Erin Coates was an editor for The Western Journal for over two years before becoming a news writer. She grew up in San Diego, California, proceeding to attend the University of Oregon and graduate with honors holding a degree in journalism. During her time in Oregon, Erin was an associate editor for Ethos Magazine and a freelance writer for Eugene Magazine. She has conducted research in data journalism, which has been published in the book “Data Journalism: Past, Present and Future.” Erin is an avid runner with a heart for encouraging young girls and has served as a coach for the organization Girls on the Run. As a writer and editor, Erin strives to promote social dialogue and tell the story of those around her.
Tucson, Arizona
Graduated with Honors
Bachelor of Arts in Journalism, University of Oregon
Books Written
Contributor for Data Journalism: Past, Present and Future
Prescott, Arizona
Languages Spoken
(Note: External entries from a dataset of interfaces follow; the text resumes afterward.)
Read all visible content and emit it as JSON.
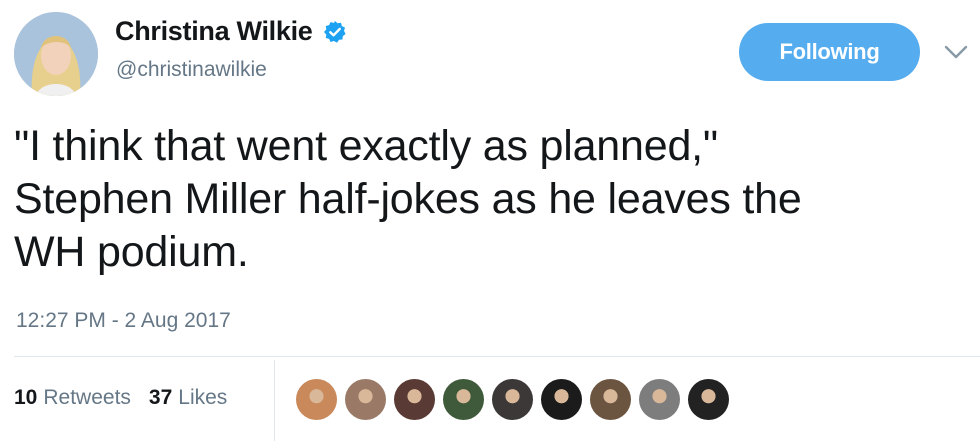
{
  "user": {
    "display_name": "Christina Wilkie",
    "handle": "@christinawilkie",
    "verified": true
  },
  "follow_button": {
    "label": "Following",
    "color": "#55acee"
  },
  "menu_caret_icon": "chevron-down-icon",
  "tweet": {
    "lines": [
      "\"I think that went exactly as planned,\"",
      "Stephen Miller half-jokes as he leaves the",
      "WH podium."
    ],
    "timestamp": "12:27 PM - 2 Aug 2017"
  },
  "stats": {
    "retweets": {
      "count": "10",
      "label": "Retweets"
    },
    "likes": {
      "count": "37",
      "label": "Likes"
    }
  },
  "liker_avatars": [
    {
      "color": "#c9895a"
    },
    {
      "color": "#9a7a66"
    },
    {
      "color": "#5a3a34"
    },
    {
      "color": "#3f5a3a"
    },
    {
      "color": "#3d3838"
    },
    {
      "color": "#1b1b1b"
    },
    {
      "color": "#6b5540"
    },
    {
      "color": "#7d7d7d"
    },
    {
      "color": "#222222"
    }
  ],
  "colors": {
    "text": "#14171a",
    "secondary": "#657786",
    "verified": "#1da1f2"
  }
}
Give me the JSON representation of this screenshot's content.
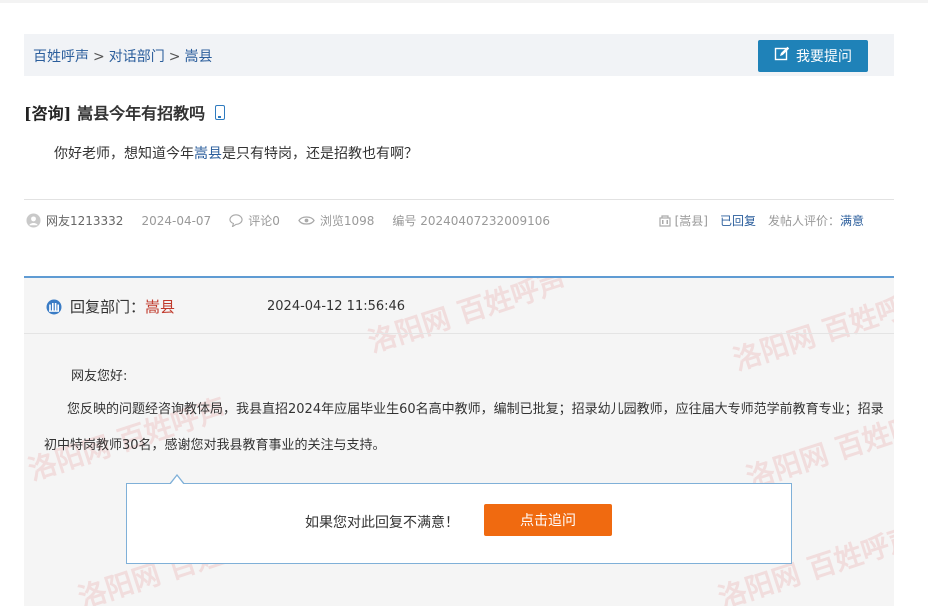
{
  "breadcrumb": {
    "home": "百姓呼声",
    "section": "对话部门",
    "current": "嵩县",
    "separator": ">"
  },
  "ask_button": {
    "label": "我要提问",
    "icon": "edit-icon"
  },
  "post": {
    "tag": "[咨询]",
    "title": "嵩县今年有招教吗",
    "body_before": "你好老师，想知道今年",
    "body_highlight": "嵩县",
    "body_after": "是只有特岗，还是招教也有啊？"
  },
  "meta": {
    "user": "网友1213332",
    "date": "2024-04-07",
    "comments": "评论0",
    "views": "浏览1098",
    "number": "编号 20240407232009106",
    "department": "[嵩县]",
    "status": "已回复",
    "rating_label": "发帖人评价：",
    "rating_value": "满意"
  },
  "reply": {
    "dept_label": "回复部门：",
    "dept_name": "嵩县",
    "time": "2024-04-12 11:56:46",
    "greeting": "网友您好:",
    "text": "您反映的问题经咨询教体局，我县直招2024年应届毕业生60名高中教师，编制已批复；招录幼儿园教师，应往届大专师范学前教育专业；招录初中特岗教师30名，感谢您对我县教育事业的关注与支持。",
    "watermark": "洛阳网 百姓呼声"
  },
  "followup": {
    "prompt": "如果您对此回复不满意！",
    "button": "点击追问"
  },
  "colors": {
    "link": "#2b5e9c",
    "primary_button": "#1f82b8",
    "followup_button": "#f06a10",
    "reply_border": "#5f9bd3",
    "dept_name": "#c0392b"
  }
}
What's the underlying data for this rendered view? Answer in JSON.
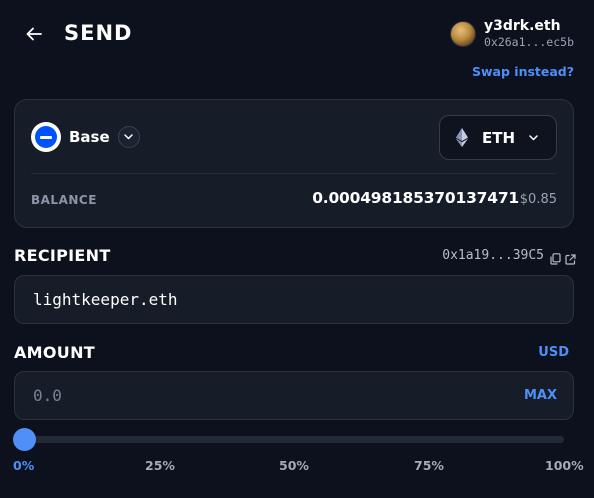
{
  "header": {
    "title": "SEND",
    "account_name": "y3drk.eth",
    "account_address": "0x26a1...ec5b",
    "swap_link": "Swap instead?"
  },
  "source": {
    "chain": "Base",
    "token": "ETH",
    "balance_label": "BALANCE",
    "balance_value": "0.000498185370137471",
    "balance_usd": "$0.85"
  },
  "recipient": {
    "label": "RECIPIENT",
    "address": "0x1a19...39C5",
    "value": "lightkeeper.eth"
  },
  "amount": {
    "label": "AMOUNT",
    "currency_toggle": "USD",
    "placeholder": "0.0",
    "max_label": "MAX",
    "slider_percent": 0,
    "slider_labels": [
      "0%",
      "25%",
      "50%",
      "75%",
      "100%"
    ]
  },
  "icons": [
    "back-arrow-icon",
    "chevron-down-icon",
    "ethereum-icon",
    "copy-icon",
    "external-link-icon"
  ],
  "colors": {
    "background": "#0c111d",
    "card": "#161c28",
    "accent": "#4f8ff7",
    "base_blue": "#0052ff"
  }
}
English, French
Topics of Expertise
Politics, Health, Entertainment, Faith